Wayne Chen to fight hold placed on his NCB shares
Businessman Wayne Chen, operator of Super Plus supermarket, says he will be contesting an application scheduled to be made by Amalgamated Distributors Limited in the Supreme Court for a final charging order against more than 1.3 billion shares he holds in NCB Financial Group to recover a debt.
Amalgamated had sued both Tikal, which trades as Super Plus Food Stores, as well as Chen in October 2011 for failing to honour their obligations under a settlement agreement dated April 21, 2010, for goods sold and delivered to Tikal.
Amalgamated Distributors obtained a default judgement against Chen and the company in January 2012.
Tikal, Wayne Chen, as well as Richard Chen, who were named as defendants to the suit, made an application in the Supreme Court to set aside the judgement, but the application was rejected.
In October 2018, Justice Andrea Thomas, based on an application by attorney Jalil Dabdoub, made a provisional charging order in favour of Amalgamated Distributors on 1,313,632,366 shares said to be owned and held by Wayne Chen in NCB Financial Group with respect to the 2012 default judgement.
The order relates to debt of US$174,943, costs of $24,000 with interest amounting to US$70,404 on the judgement sum as well as $9,670 on the costs.

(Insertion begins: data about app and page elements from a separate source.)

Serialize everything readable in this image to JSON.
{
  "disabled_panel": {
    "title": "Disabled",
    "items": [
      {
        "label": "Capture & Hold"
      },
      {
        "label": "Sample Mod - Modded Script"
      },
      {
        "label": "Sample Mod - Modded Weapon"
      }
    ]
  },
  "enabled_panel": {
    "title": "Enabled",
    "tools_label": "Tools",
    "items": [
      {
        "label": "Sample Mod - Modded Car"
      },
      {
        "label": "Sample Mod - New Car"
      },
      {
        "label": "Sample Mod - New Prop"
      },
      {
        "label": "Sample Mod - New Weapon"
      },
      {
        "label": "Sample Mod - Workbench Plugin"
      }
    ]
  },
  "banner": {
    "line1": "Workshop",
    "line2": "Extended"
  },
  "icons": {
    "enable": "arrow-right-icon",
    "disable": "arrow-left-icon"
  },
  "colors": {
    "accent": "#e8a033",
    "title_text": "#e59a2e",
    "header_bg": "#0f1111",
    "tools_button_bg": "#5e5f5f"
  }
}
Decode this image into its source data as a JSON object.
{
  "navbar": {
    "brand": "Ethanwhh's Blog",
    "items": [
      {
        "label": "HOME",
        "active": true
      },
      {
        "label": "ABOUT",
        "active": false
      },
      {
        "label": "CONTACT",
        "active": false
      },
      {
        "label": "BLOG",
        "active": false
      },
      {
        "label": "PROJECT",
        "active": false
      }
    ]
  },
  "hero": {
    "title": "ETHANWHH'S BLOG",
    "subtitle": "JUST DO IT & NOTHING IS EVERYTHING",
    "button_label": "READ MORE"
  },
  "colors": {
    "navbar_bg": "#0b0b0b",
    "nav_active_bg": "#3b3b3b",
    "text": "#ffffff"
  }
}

It also relates to a final costs certificate obtained by Amalgamated in the sum of $465,874 together with interest amounting to $71,229.
Based on the provisional charging order, the court also barred Chen trading or transacting business with the shares without first paying the judgement debt in full, inclusive of interest and costs as well as the final costs certificate together with interest.
The hearing of the final charging order is set for March 28.
NCB Financial, which operates Jamaica’s largest commercial bank, is principally owned by Chen’s half-brother, Michael Lee-Chin.